In John 3, Jesus is telling us about our condition – telling us that something must happen to us if we are to see and then enter the kingdom of God. In the same gospel, our Lord tells us that “we must cross over from death to life” (John 5:24), and that none can even come to Him unless the Father not only draw them (6:44), but also enables them to come to Him (6:65). It is clear in John 3:3-8, that “flesh gives birth to flesh, but Spirit gives birth to spirit.” Looking at John chapter one, we see that “we are born not of natural descent, nor of a human decision or a husband’s will, but [we are] born of God (John 1:13).” We often quote the first part of the verse, “to all who received him, to those who believed in his name, he gave the right to become children of God,” and we then interpret this to mean, that unless we first choose God we cannot be saved. But the very next clause tells us just the opposite, namely, “we are born not of natural descent, nor of a human decision or a husband’s will, but [we are] born of God.” Kim Riddlebarger explains this teaching further:
Many Evangelicals identify themselves as “born again” Christians. And indeed, as our Lord expressly states in John 3:3-7, “unless one is born again,” they cannot see, much less enter into the kingdom of God.” What then, does it mean to be “born again?” Historic Protestants, both the Lutherans and Reformed, have not placed the notion of being “born again” at the center of the Christian faith in the way in which many of our Evangelical contemporaries do. The reason for this is not because Lutheran and Reformed Christians reject the idea of being “born again.” Instead, they equate John’s teaching on being born again with the larger Biblical category of “regeneration.” That is, being “born again,” is a synonym for being “regenerate,” or “being made alive,” and therefore, while an essential aspect of the Christian life, it is approached from the perspective that regeneration is something God does, not man.
Another reason historic Protestants have not stressed being “born again,” is because regeneration is an act of God upon the sinner, whereas the New Testament, on the other hand, stresses that the Gospel is something that God has done for us in Christ outside of ourselves, and that the Gospel alone – the message that Christ died and rose again for sinners (1 Corinthians 15:1-8) – is the power of God unto salvation. It is through preaching the Gospel, the sacrificial death of Jesus Christ for sinners, that God gives the new birth, or causes one to be “born again,” to use John’s phrase.
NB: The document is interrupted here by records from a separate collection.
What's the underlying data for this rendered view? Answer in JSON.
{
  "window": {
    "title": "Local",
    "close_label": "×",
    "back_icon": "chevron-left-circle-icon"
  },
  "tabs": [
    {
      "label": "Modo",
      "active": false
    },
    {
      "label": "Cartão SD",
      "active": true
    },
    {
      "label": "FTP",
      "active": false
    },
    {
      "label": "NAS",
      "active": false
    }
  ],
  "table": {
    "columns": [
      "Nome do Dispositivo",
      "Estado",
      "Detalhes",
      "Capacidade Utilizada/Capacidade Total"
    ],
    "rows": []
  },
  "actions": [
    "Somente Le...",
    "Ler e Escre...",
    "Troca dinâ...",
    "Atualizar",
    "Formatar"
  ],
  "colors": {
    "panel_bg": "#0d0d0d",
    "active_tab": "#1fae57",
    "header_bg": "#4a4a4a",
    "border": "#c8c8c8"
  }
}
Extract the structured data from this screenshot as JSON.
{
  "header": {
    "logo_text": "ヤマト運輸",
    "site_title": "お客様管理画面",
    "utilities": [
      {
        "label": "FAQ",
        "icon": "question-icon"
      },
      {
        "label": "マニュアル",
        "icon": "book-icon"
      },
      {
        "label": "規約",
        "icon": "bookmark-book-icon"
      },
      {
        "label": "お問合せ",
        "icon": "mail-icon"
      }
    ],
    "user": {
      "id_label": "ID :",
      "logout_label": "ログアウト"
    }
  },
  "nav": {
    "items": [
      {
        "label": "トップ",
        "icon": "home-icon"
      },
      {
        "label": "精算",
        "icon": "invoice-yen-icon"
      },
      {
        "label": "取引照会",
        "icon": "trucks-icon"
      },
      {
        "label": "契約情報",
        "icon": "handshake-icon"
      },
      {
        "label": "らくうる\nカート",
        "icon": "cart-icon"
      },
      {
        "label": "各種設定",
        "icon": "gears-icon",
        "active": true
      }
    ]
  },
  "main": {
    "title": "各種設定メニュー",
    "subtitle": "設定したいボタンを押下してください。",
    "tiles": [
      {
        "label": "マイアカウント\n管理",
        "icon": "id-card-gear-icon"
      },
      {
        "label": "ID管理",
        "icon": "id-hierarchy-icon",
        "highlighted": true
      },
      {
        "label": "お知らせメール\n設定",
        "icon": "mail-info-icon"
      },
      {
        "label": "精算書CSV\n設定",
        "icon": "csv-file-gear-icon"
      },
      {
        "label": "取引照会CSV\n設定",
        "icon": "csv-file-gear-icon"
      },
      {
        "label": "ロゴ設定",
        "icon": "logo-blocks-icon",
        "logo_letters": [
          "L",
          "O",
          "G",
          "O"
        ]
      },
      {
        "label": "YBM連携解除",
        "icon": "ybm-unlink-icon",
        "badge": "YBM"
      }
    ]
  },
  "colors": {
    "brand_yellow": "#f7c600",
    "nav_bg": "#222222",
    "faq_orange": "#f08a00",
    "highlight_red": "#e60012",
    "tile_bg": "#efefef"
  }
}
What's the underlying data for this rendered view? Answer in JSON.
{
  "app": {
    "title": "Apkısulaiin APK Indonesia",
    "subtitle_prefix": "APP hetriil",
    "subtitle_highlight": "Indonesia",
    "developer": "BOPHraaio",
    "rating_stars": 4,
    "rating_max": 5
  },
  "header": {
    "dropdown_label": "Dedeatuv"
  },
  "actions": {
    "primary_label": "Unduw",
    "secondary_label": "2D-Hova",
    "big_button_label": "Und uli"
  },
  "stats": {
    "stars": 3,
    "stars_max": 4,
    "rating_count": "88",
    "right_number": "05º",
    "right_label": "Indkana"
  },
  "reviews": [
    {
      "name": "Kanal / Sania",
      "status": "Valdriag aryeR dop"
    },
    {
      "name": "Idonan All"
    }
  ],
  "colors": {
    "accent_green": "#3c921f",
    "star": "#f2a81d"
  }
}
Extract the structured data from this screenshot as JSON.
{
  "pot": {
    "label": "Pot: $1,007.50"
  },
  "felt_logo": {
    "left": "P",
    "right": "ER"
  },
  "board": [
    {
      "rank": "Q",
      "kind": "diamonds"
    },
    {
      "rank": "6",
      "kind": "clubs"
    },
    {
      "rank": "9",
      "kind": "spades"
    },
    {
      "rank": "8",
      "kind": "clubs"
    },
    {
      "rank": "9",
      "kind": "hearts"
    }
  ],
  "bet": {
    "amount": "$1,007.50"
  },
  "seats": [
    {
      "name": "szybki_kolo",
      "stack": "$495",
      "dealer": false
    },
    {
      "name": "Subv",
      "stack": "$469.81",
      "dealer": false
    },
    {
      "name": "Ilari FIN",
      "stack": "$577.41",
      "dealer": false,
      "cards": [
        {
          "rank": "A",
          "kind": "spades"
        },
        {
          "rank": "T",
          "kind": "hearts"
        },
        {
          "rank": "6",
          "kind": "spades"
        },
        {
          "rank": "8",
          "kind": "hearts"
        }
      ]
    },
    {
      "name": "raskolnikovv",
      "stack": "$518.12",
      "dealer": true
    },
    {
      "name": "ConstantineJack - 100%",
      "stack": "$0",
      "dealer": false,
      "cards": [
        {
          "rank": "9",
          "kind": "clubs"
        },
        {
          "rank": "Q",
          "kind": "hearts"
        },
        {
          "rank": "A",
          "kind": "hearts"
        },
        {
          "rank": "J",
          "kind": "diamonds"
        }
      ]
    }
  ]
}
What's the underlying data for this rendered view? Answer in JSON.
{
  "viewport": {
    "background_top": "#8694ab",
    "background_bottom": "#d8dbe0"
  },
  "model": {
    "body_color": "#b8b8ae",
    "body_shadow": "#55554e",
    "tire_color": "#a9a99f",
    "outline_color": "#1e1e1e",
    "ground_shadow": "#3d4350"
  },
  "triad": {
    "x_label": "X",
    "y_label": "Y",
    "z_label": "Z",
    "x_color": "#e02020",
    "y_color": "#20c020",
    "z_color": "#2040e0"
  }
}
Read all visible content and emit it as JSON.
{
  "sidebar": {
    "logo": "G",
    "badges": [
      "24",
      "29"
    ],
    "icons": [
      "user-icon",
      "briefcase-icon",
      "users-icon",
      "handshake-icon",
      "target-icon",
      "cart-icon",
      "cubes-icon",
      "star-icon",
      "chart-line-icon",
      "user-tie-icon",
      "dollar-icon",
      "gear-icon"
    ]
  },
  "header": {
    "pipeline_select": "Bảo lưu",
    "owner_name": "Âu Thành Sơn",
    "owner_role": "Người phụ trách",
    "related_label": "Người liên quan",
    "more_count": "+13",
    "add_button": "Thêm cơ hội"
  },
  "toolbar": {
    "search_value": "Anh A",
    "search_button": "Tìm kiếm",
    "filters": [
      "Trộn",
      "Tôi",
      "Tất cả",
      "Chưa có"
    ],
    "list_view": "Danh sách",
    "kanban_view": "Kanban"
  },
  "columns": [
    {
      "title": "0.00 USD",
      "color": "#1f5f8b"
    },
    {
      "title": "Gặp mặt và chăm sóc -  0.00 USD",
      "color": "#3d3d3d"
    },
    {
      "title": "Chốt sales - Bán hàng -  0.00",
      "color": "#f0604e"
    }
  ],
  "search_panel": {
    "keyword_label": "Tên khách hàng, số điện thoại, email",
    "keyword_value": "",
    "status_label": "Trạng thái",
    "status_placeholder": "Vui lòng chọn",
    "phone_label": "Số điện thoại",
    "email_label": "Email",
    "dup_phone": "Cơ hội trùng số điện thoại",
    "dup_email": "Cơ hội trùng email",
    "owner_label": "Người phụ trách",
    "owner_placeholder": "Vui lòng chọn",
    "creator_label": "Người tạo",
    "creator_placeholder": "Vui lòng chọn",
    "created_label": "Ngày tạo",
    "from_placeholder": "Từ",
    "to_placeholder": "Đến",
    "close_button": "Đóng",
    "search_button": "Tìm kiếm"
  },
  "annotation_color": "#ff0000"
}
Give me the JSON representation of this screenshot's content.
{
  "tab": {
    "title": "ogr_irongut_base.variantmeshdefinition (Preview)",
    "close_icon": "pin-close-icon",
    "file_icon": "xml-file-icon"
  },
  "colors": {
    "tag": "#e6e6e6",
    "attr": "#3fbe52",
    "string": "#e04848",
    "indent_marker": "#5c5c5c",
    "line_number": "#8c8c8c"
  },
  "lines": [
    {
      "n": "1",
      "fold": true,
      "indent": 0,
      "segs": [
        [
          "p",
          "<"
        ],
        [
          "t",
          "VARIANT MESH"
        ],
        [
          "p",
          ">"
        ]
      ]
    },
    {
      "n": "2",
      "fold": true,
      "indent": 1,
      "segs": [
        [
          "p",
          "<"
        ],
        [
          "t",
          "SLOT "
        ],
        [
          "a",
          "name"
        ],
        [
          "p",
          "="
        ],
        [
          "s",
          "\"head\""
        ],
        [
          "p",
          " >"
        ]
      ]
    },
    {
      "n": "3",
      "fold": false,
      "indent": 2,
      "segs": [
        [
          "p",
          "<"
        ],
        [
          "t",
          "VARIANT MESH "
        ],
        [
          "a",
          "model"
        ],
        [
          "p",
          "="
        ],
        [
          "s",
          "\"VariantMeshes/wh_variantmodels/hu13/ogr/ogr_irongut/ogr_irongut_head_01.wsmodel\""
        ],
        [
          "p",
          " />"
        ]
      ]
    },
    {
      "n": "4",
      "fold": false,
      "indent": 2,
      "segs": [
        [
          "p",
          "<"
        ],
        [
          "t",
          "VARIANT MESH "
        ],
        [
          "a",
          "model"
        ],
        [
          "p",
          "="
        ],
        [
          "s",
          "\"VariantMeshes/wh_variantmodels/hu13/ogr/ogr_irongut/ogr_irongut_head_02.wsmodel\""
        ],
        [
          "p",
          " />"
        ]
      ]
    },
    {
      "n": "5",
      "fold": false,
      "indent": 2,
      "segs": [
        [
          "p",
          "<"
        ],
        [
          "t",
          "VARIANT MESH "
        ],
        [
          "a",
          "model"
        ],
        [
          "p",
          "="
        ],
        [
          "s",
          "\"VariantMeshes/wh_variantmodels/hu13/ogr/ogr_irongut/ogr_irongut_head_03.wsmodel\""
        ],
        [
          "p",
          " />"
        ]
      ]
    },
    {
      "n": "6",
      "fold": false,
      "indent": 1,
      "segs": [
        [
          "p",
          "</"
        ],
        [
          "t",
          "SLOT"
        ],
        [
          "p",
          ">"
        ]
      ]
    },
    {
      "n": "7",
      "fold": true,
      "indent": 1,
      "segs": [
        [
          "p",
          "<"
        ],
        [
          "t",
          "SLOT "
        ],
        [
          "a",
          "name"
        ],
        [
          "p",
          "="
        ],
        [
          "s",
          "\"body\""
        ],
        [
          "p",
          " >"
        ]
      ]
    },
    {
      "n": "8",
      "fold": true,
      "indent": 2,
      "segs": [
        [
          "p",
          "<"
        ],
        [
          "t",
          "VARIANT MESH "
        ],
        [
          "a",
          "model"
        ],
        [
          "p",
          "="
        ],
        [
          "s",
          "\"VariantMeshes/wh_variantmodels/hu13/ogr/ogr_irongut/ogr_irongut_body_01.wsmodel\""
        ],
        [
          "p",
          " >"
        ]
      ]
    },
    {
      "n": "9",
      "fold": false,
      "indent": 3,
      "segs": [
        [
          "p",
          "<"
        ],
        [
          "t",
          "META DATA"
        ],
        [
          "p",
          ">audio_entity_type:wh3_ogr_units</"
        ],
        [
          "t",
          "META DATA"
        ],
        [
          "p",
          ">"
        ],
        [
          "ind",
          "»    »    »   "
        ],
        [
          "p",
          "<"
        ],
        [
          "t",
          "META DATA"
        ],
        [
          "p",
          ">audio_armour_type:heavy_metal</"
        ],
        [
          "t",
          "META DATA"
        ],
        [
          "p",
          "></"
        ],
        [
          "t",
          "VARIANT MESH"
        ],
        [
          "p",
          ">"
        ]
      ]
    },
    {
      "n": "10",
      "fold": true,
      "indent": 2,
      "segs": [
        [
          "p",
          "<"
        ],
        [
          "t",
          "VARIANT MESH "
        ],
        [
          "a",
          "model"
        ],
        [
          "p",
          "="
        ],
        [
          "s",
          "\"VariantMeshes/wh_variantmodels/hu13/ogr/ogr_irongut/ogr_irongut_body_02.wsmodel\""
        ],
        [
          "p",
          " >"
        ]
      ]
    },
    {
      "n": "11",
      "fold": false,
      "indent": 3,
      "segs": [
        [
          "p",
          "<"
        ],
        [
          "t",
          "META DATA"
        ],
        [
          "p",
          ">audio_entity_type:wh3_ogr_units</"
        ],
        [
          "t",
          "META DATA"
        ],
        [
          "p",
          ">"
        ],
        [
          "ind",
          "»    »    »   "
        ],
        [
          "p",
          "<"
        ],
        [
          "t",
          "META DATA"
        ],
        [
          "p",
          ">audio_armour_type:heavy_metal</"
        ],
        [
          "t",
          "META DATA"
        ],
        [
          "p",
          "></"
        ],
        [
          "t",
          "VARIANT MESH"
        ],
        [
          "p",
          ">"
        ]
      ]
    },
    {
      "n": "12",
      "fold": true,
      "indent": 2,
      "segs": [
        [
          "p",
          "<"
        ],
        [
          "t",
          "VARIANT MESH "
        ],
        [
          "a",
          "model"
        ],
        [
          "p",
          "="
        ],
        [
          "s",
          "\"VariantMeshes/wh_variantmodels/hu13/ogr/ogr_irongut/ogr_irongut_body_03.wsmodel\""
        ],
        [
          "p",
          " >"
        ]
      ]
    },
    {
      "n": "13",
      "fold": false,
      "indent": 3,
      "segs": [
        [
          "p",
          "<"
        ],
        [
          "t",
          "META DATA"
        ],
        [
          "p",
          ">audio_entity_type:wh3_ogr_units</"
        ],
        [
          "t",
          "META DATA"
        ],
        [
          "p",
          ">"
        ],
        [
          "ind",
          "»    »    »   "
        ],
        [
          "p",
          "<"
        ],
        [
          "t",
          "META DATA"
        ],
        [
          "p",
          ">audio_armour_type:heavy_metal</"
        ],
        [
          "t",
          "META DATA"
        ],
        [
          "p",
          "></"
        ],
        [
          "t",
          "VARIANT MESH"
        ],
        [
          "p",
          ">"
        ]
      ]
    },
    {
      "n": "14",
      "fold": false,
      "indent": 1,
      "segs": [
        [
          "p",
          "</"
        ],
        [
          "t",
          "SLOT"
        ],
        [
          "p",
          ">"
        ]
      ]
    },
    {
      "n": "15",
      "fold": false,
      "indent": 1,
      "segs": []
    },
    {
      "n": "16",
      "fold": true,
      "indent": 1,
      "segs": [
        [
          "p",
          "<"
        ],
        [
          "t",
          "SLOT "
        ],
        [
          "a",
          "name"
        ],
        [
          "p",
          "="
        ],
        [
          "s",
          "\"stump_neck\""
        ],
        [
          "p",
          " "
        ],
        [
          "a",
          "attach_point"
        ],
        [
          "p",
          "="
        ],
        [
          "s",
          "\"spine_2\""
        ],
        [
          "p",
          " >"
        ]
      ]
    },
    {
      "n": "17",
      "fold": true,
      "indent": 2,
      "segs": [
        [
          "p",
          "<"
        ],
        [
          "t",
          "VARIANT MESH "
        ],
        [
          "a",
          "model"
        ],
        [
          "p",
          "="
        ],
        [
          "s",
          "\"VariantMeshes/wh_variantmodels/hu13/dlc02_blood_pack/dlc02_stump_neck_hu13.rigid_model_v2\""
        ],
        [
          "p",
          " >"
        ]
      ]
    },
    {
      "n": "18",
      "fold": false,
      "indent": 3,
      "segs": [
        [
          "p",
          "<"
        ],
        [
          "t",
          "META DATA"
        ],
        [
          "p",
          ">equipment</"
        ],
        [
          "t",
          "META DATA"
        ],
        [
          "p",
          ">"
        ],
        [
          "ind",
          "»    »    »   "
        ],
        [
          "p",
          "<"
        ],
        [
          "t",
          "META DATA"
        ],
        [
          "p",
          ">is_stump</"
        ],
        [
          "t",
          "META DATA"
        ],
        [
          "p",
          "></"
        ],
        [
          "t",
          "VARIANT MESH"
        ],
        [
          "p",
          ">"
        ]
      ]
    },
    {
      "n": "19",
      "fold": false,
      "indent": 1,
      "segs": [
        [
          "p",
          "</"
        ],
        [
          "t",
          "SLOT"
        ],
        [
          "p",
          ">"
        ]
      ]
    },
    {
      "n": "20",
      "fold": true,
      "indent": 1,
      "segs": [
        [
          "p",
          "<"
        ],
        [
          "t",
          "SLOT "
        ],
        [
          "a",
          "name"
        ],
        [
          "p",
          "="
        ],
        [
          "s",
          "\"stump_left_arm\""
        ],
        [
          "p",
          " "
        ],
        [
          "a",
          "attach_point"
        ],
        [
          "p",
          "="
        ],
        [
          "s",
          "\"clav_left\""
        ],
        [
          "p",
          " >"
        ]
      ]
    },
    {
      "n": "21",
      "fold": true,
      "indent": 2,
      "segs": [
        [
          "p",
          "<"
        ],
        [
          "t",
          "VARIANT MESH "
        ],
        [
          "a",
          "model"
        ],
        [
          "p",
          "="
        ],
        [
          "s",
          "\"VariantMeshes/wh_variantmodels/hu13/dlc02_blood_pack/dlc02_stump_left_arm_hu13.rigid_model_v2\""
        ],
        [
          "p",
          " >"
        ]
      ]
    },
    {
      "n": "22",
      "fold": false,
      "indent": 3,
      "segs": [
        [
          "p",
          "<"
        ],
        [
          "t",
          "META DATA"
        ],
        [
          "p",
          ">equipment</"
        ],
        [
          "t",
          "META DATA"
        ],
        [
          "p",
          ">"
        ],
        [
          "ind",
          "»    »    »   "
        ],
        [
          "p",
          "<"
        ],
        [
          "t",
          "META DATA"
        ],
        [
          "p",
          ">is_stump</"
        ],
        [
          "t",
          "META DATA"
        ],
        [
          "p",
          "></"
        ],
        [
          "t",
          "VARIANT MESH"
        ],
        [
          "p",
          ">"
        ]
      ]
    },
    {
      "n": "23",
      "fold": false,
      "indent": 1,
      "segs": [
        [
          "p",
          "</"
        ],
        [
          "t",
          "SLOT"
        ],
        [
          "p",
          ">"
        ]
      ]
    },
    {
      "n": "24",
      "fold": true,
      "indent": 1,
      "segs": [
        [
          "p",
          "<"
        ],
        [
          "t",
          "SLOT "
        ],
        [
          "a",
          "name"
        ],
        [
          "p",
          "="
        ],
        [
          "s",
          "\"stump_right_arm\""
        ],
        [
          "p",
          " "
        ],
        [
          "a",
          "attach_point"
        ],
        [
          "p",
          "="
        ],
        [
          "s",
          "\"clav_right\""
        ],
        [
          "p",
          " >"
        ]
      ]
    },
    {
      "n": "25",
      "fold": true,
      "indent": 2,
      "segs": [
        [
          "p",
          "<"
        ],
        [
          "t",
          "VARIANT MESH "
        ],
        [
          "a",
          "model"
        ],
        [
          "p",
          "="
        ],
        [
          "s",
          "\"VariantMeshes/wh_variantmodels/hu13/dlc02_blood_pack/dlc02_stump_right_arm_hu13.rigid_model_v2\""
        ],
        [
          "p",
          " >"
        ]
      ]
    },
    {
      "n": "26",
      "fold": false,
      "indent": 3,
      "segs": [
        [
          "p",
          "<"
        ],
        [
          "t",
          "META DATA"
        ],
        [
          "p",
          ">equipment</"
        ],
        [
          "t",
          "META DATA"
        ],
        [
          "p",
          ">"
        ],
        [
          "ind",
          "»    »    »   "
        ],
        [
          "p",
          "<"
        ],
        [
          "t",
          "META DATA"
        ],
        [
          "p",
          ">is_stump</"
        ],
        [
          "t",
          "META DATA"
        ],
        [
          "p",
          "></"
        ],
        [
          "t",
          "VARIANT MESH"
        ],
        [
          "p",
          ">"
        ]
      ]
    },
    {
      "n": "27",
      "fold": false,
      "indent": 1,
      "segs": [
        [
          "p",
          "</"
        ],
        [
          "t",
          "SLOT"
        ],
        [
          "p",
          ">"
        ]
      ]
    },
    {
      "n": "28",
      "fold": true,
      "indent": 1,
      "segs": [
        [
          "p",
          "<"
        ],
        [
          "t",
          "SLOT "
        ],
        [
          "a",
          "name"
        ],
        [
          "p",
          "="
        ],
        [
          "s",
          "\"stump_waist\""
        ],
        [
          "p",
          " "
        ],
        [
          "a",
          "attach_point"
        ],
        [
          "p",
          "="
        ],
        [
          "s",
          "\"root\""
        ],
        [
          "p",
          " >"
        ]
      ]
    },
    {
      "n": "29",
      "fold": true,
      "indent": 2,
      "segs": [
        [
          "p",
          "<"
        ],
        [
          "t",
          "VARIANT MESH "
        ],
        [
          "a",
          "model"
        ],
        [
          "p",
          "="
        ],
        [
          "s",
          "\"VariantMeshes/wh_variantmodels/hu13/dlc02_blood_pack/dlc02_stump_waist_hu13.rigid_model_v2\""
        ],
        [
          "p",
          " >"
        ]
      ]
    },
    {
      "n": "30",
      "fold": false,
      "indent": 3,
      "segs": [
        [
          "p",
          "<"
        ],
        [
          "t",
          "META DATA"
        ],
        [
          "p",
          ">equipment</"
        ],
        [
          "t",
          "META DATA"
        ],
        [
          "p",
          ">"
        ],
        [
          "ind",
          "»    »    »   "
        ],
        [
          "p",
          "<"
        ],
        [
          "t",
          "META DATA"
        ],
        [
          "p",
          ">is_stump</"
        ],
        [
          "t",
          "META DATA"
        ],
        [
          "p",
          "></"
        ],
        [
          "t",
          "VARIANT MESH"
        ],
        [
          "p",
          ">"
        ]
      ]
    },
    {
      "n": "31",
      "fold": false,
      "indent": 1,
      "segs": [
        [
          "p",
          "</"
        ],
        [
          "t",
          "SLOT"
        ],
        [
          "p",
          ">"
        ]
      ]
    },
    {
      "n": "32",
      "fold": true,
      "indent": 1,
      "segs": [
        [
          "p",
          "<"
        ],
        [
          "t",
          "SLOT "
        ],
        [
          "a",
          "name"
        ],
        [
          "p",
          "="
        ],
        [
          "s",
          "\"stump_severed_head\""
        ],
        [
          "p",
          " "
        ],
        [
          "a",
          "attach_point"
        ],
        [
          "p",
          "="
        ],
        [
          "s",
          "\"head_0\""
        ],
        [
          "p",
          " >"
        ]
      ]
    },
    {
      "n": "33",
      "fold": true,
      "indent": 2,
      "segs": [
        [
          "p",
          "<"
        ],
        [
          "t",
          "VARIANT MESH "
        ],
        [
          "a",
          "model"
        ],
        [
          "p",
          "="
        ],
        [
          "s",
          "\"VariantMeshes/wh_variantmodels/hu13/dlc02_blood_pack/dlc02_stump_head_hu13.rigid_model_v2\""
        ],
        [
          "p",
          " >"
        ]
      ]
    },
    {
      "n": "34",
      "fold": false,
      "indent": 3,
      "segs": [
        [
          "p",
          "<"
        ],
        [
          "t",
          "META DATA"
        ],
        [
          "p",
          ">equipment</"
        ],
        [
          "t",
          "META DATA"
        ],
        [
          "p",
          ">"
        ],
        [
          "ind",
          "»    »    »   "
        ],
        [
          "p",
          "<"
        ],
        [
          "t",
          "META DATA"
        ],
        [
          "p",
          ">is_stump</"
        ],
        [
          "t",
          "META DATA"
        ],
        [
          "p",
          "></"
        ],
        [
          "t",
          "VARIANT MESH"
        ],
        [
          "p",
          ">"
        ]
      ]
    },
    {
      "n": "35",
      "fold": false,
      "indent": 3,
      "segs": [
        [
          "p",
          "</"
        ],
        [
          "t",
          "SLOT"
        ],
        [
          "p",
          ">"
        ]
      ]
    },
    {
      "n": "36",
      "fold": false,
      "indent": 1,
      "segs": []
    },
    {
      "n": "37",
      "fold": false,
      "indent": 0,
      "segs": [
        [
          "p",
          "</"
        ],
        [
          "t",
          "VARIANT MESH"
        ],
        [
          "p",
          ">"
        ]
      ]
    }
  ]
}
The new birth, it is important to note, does not come through preaching the new birth, it comes through the preaching of Christ crucified!
If being “born again” or “regenerated” is an essential aspect of the Christian faith, what exactly do we mean by the term? The noted Reformed theologian Louis Berkhof, defines regeneration as “a work in which man is purely passive, and in which there is no place for human co-operation….The creative work of God produces new life, in virtue of which man, made alive with Christ, shares the resurrection life, and can be called a new creature.” Indeed, no one will ever see heaven if they are not regenerate or “born again.” (“What the Scriptures say about Sola Gratia”)
Filed under: Bible, Christianity, Church, Church Leadership, Grace, Holy Spirit, Jesus Christ | Tagged: born again, Christ, Christian, Christianity, God, Jesus, John 3, Louis Berkhof, New Testament, Sola gratia | Comments Off